_PROBLEM TO SOLVE:_
Output all records exactly, with no images.

_THE DATA:_
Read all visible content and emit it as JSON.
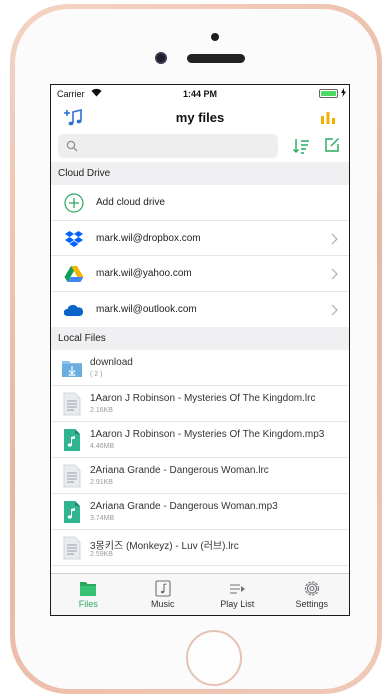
{
  "status_bar": {
    "carrier": "Carrier",
    "time": "1:44 PM",
    "battery_level": 1.0
  },
  "nav": {
    "title": "my files"
  },
  "search": {
    "placeholder": ""
  },
  "cloud_section": {
    "title": "Cloud Drive",
    "items": [
      {
        "label": "Add cloud drive",
        "icon": "add-circle-icon"
      },
      {
        "label": "mark.wil@dropbox.com",
        "icon": "dropbox-icon"
      },
      {
        "label": "mark.wil@yahoo.com",
        "icon": "google-drive-icon"
      },
      {
        "label": "mark.wil@outlook.com",
        "icon": "onedrive-icon"
      }
    ]
  },
  "local_section": {
    "title": "Local Files",
    "items": [
      {
        "name": "download",
        "meta": "( 2 )",
        "icon": "folder-icon"
      },
      {
        "name": "1Aaron J Robinson - Mysteries Of The Kingdom.lrc",
        "meta": "2.16KB",
        "icon": "document-icon"
      },
      {
        "name": "1Aaron J Robinson - Mysteries Of The Kingdom.mp3",
        "meta": "4.46MB",
        "icon": "music-file-icon"
      },
      {
        "name": "2Ariana Grande - Dangerous Woman.lrc",
        "meta": "2.91KB",
        "icon": "document-icon"
      },
      {
        "name": "2Ariana Grande - Dangerous Woman.mp3",
        "meta": "3.74MB",
        "icon": "music-file-icon"
      },
      {
        "name": "3몽키즈 (Monkeyz) - Luv (러브).lrc",
        "meta": "2.59KB",
        "icon": "document-icon"
      }
    ]
  },
  "tabs": [
    {
      "label": "Files",
      "icon": "folder-tab-icon",
      "active": true
    },
    {
      "label": "Music",
      "icon": "music-tab-icon",
      "active": false
    },
    {
      "label": "Play List",
      "icon": "playlist-tab-icon",
      "active": false
    },
    {
      "label": "Settings",
      "icon": "settings-tab-icon",
      "active": false
    }
  ],
  "colors": {
    "accent": "#2aa860",
    "nav_icon": "#2e6fd8",
    "equalizer": "#f0b000",
    "dropbox": "#0061fe",
    "onedrive": "#0a64c8",
    "folder": "#6aaee0"
  }
}
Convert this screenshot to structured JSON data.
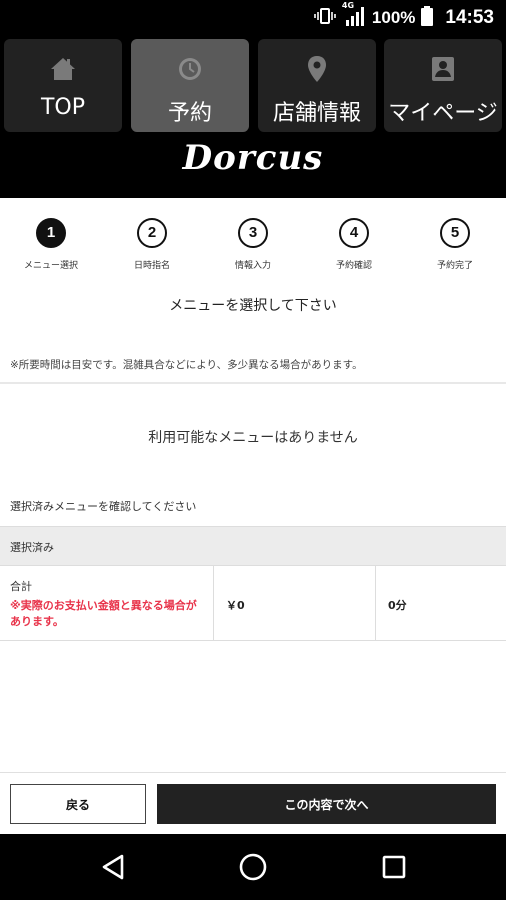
{
  "status_bar": {
    "network": "4G",
    "battery": "100%",
    "time": "14:53"
  },
  "nav": {
    "tabs": [
      {
        "label": "TOP",
        "icon": "home-icon",
        "active": false
      },
      {
        "label": "予約",
        "icon": "clock-icon",
        "active": true
      },
      {
        "label": "店舗情報",
        "icon": "location-pin-icon",
        "active": false
      },
      {
        "label": "マイページ",
        "icon": "person-icon",
        "active": false
      }
    ]
  },
  "logo": "Dorcus",
  "steps": [
    {
      "num": "1",
      "label": "メニュー選択",
      "active": true
    },
    {
      "num": "2",
      "label": "日時指名",
      "active": false
    },
    {
      "num": "3",
      "label": "情報入力",
      "active": false
    },
    {
      "num": "4",
      "label": "予約確認",
      "active": false
    },
    {
      "num": "5",
      "label": "予約完了",
      "active": false
    }
  ],
  "instruction": "メニューを選択して下さい",
  "note": "※所要時間は目安です。混雑具合などにより、多少異なる場合があります。",
  "empty_message": "利用可能なメニューはありません",
  "confirm_text": "選択済みメニューを確認してください",
  "selected": {
    "header": "選択済み",
    "total_label": "合計",
    "warning": "※実際のお支払い金額と異なる場合があります。",
    "price": "￥0",
    "duration": "0分"
  },
  "buttons": {
    "back": "戻る",
    "next": "この内容で次へ"
  },
  "colors": {
    "header_bg": "#000000",
    "active_tab": "#5a5a5a",
    "warning": "#e8334a",
    "next_button": "#222222"
  }
}
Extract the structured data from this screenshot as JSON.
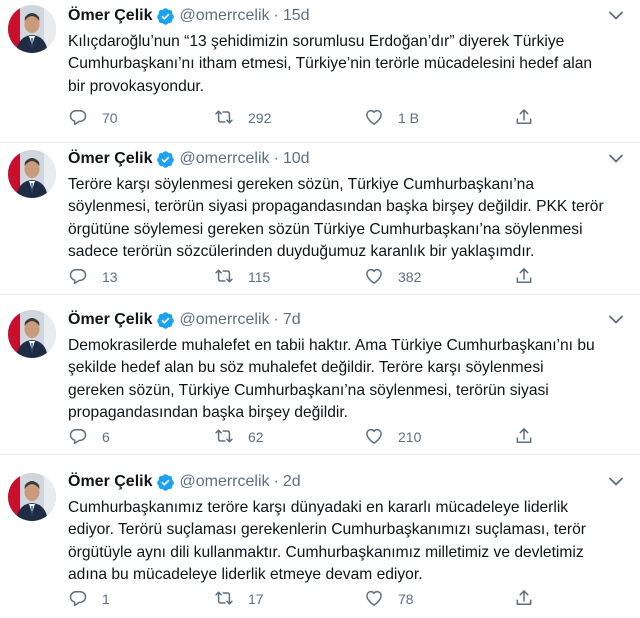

_TASK ANSWER:_
Read all visible content and emit it as JSON.
{
  "status_bar": {
    "carrier": "Carrier",
    "time": "1:44 PM",
    "battery_level": 1.0
  },
  "nav": {
    "title": "my files"
  },
  "search": {
    "placeholder": ""
  },
  "cloud_section": {
    "title": "Cloud Drive",
    "items": [
      {
        "label": "Add cloud drive",
        "icon": "add-circle-icon"
      },
      {
        "label": "mark.wil@dropbox.com",
        "icon": "dropbox-icon"
      },
      {
        "label": "mark.wil@yahoo.com",
        "icon": "google-drive-icon"
      },
      {
        "label": "mark.wil@outlook.com",
        "icon": "onedrive-icon"
      }
    ]
  },
  "local_section": {
    "title": "Local Files",
    "items": [
      {
        "name": "download",
        "meta": "( 2 )",
        "icon": "folder-icon"
      },
      {
        "name": "1Aaron J Robinson - Mysteries Of The Kingdom.lrc",
        "meta": "2.16KB",
        "icon": "document-icon"
      },
      {
        "name": "1Aaron J Robinson - Mysteries Of The Kingdom.mp3",
        "meta": "4.46MB",
        "icon": "music-file-icon"
      },
      {
        "name": "2Ariana Grande - Dangerous Woman.lrc",
        "meta": "2.91KB",
        "icon": "document-icon"
      },
      {
        "name": "2Ariana Grande - Dangerous Woman.mp3",
        "meta": "3.74MB",
        "icon": "music-file-icon"
      },
      {
        "name": "3몽키즈 (Monkeyz) - Luv (러브).lrc",
        "meta": "2.59KB",
        "icon": "document-icon"
      }
    ]
  },
  "tabs": [
    {
      "label": "Files",
      "icon": "folder-tab-icon",
      "active": true
    },
    {
      "label": "Music",
      "icon": "music-tab-icon",
      "active": false
    },
    {
      "label": "Play List",
      "icon": "playlist-tab-icon",
      "active": false
    },
    {
      "label": "Settings",
      "icon": "settings-tab-icon",
      "active": false
    }
  ],
  "colors": {
    "accent": "#2aa860",
    "nav_icon": "#2e6fd8",
    "equalizer": "#f0b000",
    "dropbox": "#0061fe",
    "onedrive": "#0a64c8",
    "folder": "#6aaee0"
  }
}
Convert this screenshot to structured JSON data.
{
  "status_bar": {
    "network": "4G",
    "battery": "100%",
    "time": "14:53"
  },
  "nav": {
    "tabs": [
      {
        "label": "TOP",
        "icon": "home-icon",
        "active": false
      },
      {
        "label": "予約",
        "icon": "clock-icon",
        "active": true
      },
      {
        "label": "店舗情報",
        "icon": "location-pin-icon",
        "active": false
      },
      {
        "label": "マイページ",
        "icon": "person-icon",
        "active": false
      }
    ]
  },
  "logo": "Dorcus",
  "steps": [
    {
      "num": "1",
      "label": "メニュー選択",
      "active": true
    },
    {
      "num": "2",
      "label": "日時指名",
      "active": false
    },
    {
      "num": "3",
      "label": "情報入力",
      "active": false
    },
    {
      "num": "4",
      "label": "予約確認",
      "active": false
    },
    {
      "num": "5",
      "label": "予約完了",
      "active": false
    }
  ],
  "instruction": "メニューを選択して下さい",
  "note": "※所要時間は目安です。混雑具合などにより、多少異なる場合があります。",
  "empty_message": "利用可能なメニューはありません",
  "confirm_text": "選択済みメニューを確認してください",
  "selected": {
    "header": "選択済み",
    "total_label": "合計",
    "warning": "※実際のお支払い金額と異なる場合があります。",
    "price": "￥0",
    "duration": "0分"
  },
  "buttons": {
    "back": "戻る",
    "next": "この内容で次へ"
  },
  "colors": {
    "header_bg": "#000000",
    "active_tab": "#5a5a5a",
    "warning": "#e8334a",
    "next_button": "#222222"
  }
}
Extract the structured data from this screenshot as JSON.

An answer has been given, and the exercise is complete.